(Saved entries)
━━━━
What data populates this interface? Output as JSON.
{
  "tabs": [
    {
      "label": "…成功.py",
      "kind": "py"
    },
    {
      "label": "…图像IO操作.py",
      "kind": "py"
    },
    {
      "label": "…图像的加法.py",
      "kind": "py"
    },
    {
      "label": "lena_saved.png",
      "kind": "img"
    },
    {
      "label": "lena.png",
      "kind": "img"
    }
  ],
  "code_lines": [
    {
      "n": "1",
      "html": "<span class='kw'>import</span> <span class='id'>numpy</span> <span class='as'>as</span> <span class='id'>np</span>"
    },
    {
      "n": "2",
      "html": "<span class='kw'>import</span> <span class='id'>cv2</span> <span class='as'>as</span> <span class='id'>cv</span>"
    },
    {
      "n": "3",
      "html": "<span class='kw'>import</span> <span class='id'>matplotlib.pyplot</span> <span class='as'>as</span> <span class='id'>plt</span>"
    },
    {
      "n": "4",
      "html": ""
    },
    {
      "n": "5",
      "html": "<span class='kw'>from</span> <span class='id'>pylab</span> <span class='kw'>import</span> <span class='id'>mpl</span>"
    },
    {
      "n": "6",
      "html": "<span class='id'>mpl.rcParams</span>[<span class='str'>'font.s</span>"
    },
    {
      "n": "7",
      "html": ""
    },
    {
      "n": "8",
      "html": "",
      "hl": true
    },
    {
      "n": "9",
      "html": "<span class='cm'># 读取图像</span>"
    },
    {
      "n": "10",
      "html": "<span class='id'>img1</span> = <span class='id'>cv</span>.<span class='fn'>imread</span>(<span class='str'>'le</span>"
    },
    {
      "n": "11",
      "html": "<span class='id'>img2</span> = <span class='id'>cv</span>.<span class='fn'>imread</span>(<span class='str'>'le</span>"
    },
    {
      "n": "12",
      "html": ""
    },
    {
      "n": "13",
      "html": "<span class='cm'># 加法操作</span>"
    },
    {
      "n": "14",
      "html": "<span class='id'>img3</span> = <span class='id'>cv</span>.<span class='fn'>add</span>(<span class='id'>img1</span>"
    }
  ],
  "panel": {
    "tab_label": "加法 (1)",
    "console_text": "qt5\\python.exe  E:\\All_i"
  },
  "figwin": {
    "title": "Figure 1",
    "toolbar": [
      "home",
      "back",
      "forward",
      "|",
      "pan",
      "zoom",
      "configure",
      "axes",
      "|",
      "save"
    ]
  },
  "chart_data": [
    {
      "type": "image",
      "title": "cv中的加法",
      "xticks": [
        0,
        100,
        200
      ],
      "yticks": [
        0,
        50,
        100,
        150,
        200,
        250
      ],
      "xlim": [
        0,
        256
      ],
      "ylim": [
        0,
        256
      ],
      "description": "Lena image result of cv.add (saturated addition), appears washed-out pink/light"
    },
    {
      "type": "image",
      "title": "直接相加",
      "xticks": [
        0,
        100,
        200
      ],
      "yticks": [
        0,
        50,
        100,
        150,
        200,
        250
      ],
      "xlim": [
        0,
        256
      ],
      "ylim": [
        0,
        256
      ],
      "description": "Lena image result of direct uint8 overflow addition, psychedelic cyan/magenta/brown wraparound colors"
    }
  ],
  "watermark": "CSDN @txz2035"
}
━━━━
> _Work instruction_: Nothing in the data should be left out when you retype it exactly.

> _Output of the exercise_:
What data populates this interface? Output as JSON.
{
  "tabs": [
    {
      "label": "…成功.py",
      "kind": "py"
    },
    {
      "label": "…图像IO操作.py",
      "kind": "py"
    },
    {
      "label": "…图像的加法.py",
      "kind": "py"
    },
    {
      "label": "lena_saved.png",
      "kind": "img"
    },
    {
      "label": "lena.png",
      "kind": "img"
    }
  ],
  "code_lines": [
    {
      "n": "1",
      "html": "<span class='kw'>import</span> <span class='id'>numpy</span> <span class='as'>as</span> <span class='id'>np</span>"
    },
    {
      "n": "2",
      "html": "<span class='kw'>import</span> <span class='id'>cv2</span> <span class='as'>as</span> <span class='id'>cv</span>"
    },
    {
      "n": "3",
      "html": "<span class='kw'>import</span> <span class='id'>matplotlib.pyplot</span> <span class='as'>as</span> <span class='id'>plt</span>"
    },
    {
      "n": "4",
      "html": ""
    },
    {
      "n": "5",
      "html": "<span class='kw'>from</span> <span class='id'>pylab</span> <span class='kw'>import</span> <span class='id'>mpl</span>"
    },
    {
      "n": "6",
      "html": "<span class='id'>mpl.rcParams</span>[<span class='str'>'font.s</span>"
    },
    {
      "n": "7",
      "html": ""
    },
    {
      "n": "8",
      "html": "",
      "hl": true
    },
    {
      "n": "9",
      "html": "<span class='cm'># 读取图像</span>"
    },
    {
      "n": "10",
      "html": "<span class='id'>img1</span> = <span class='id'>cv</span>.<span class='fn'>imread</span>(<span class='str'>'le</span>"
    },
    {
      "n": "11",
      "html": "<span class='id'>img2</span> = <span class='id'>cv</span>.<span class='fn'>imread</span>(<span class='str'>'le</span>"
    },
    {
      "n": "12",
      "html": ""
    },
    {
      "n": "13",
      "html": "<span class='cm'># 加法操作</span>"
    },
    {
      "n": "14",
      "html": "<span class='id'>img3</span> = <span class='id'>cv</span>.<span class='fn'>add</span>(<span class='id'>img1</span>"
    }
  ],
  "panel": {
    "tab_label": "加法 (1)",
    "console_text": "qt5\\python.exe  E:\\All_i"
  },
  "figwin": {
    "title": "Figure 1",
    "toolbar": [
      "home",
      "back",
      "forward",
      "|",
      "pan",
      "zoom",
      "configure",
      "axes",
      "|",
      "save"
    ]
  },
  "chart_data": [
    {
      "type": "image",
      "title": "cv中的加法",
      "xticks": [
        0,
        100,
        200
      ],
      "yticks": [
        0,
        50,
        100,
        150,
        200,
        250
      ],
      "xlim": [
        0,
        256
      ],
      "ylim": [
        0,
        256
      ],
      "description": "Lena image result of cv.add (saturated addition), appears washed-out pink/light"
    },
    {
      "type": "image",
      "title": "直接相加",
      "xticks": [
        0,
        100,
        200
      ],
      "yticks": [
        0,
        50,
        100,
        150,
        200,
        250
      ],
      "xlim": [
        0,
        256
      ],
      "ylim": [
        0,
        256
      ],
      "description": "Lena image result of direct uint8 overflow addition, psychedelic cyan/magenta/brown wraparound colors"
    }
  ],
  "watermark": "CSDN @txz2035"
}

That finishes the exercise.